Professor, School of Resource and Environmental Sciences, Wuhan University, Wuhan, China
Adjunct Professor, School of Public Health; Renmin Hospital, Wuhan University, Wuhan, China
Director, International Institute of Spatial Lifecourse Health (ISLE), Wuhan University, Wuhan, China
Prof. Peng Jia is a health geographer and spatial epidemiologist. He coined the disciplinary term “Spatial Lifecourse Epidemiology”, led the development of the first reporting guideline –– Spatial Lifecourse Epidemiology Reporting Standards (ISLE-ReSt) –– applicable to several related disciplines (e.g., spatial epidemiology, health/medical geography, social medicine, big data analytics, exposomics), and founded the International Institute of Spatial Lifecourse Health (ISLE) to lead global research in this field.
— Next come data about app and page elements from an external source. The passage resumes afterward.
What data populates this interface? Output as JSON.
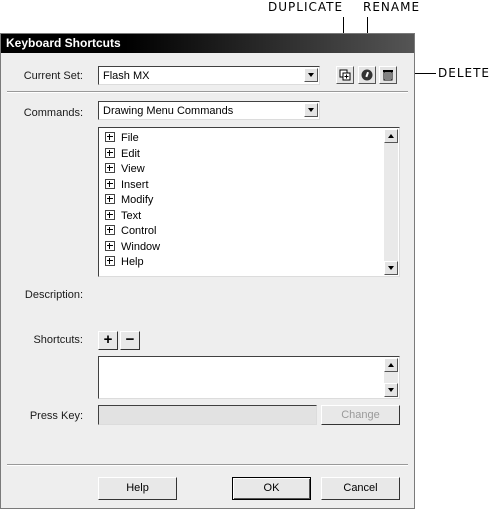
{
  "callouts": {
    "duplicate": "DUPLICATE",
    "rename": "RENAME",
    "delete": "DELETE"
  },
  "dialog": {
    "title": "Keyboard Shortcuts",
    "current_set_label": "Current Set:",
    "current_set_value": "Flash MX",
    "commands_label": "Commands:",
    "commands_value": "Drawing Menu Commands",
    "tree_items": [
      "File",
      "Edit",
      "View",
      "Insert",
      "Modify",
      "Text",
      "Control",
      "Window",
      "Help"
    ],
    "description_label": "Description:",
    "shortcuts_label": "Shortcuts:",
    "add_symbol": "+",
    "remove_symbol": "−",
    "press_key_label": "Press Key:",
    "change_label": "Change",
    "help_label": "Help",
    "ok_label": "OK",
    "cancel_label": "Cancel"
  },
  "icons": {
    "duplicate": "duplicate-icon",
    "rename": "rename-icon",
    "delete": "trash-icon"
  }
}
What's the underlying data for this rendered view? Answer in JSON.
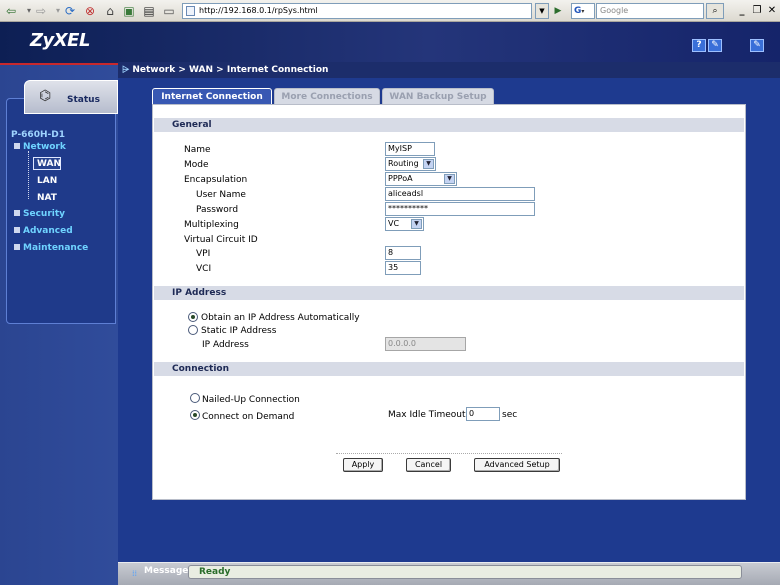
{
  "browser": {
    "url": "http://192.168.0.1/rpSys.html",
    "search_engine_icon": "G",
    "search_placeholder": "Google"
  },
  "header": {
    "logo": "ZyXEL",
    "help_icon_label": "?",
    "icon2_label": "✎",
    "logout_icon_label": "✎"
  },
  "breadcrumb": "Network > WAN > Internet Connection",
  "sidebar": {
    "status_label": "Status",
    "device_name": "P-660H-D1",
    "network_label": "Network",
    "network_items": [
      "WAN",
      "LAN",
      "NAT"
    ],
    "security_label": "Security",
    "advanced_label": "Advanced",
    "maintenance_label": "Maintenance"
  },
  "tabs": [
    "Internet Connection",
    "More Connections",
    "WAN Backup Setup"
  ],
  "general": {
    "title": "General",
    "name_label": "Name",
    "name_value": "MyISP",
    "mode_label": "Mode",
    "mode_value": "Routing",
    "encapsulation_label": "Encapsulation",
    "encapsulation_value": "PPPoA",
    "username_label": "User Name",
    "username_value": "aliceadsl",
    "password_label": "Password",
    "password_value": "**********",
    "multiplexing_label": "Multiplexing",
    "multiplexing_value": "VC",
    "vc_label": "Virtual Circuit ID",
    "vpi_label": "VPI",
    "vpi_value": "8",
    "vci_label": "VCI",
    "vci_value": "35"
  },
  "ip_address": {
    "title": "IP Address",
    "auto_label": "Obtain an IP Address Automatically",
    "static_label": "Static IP Address",
    "ip_label": "IP Address",
    "ip_value": "0.0.0.0"
  },
  "connection": {
    "title": "Connection",
    "nailed_label": "Nailed-Up Connection",
    "demand_label": "Connect on Demand",
    "max_idle_label": "Max Idle Timeout",
    "max_idle_value": "0",
    "sec_label": "sec"
  },
  "buttons": {
    "apply": "Apply",
    "cancel": "Cancel",
    "advanced": "Advanced Setup"
  },
  "statusbar": {
    "caption": "Message",
    "message": "Ready"
  }
}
He received his B.Eng. in environmental engineering from Nanjing Agricultural University (2007), M.S. in remote sensing and GIS from Chinese Academy of Sciences (2010), M.S. in spatial epidemiology from Emerging Pathogens Institute at the University of Florida (2012), and Ph.D. in health geography from Louisiana State University (2015). He was the recipient for the Outstanding Article of the Year Award from the U.S. Agency for Healthcare Research and Quality (2015), the IJERPH Young Investigator Award (2019), and the National Youth Geographical Science & Technology Award (2021) by the Geographical Society of China. His research has been funded by multiple national/regional agencies, including the National Natural Science Foundation of China, the Netherlands Organization for Scientific Research, and the Royal Netherlands Academy of Arts and Sciences. He launched the 1st International Symposium on Lifecourse Epidemiology and Spatial Science at Lorentz Center (Netherlands) in 2018. He is also the principal investigator of the five large cohort studies, with the total sample size of about 0.2 million. He has published more than 180 SCI journal articles and invited commentaries, including in Nature, Nature Medicine, Lancet, Lancet Global Health, with a total impact factor of about 2,000.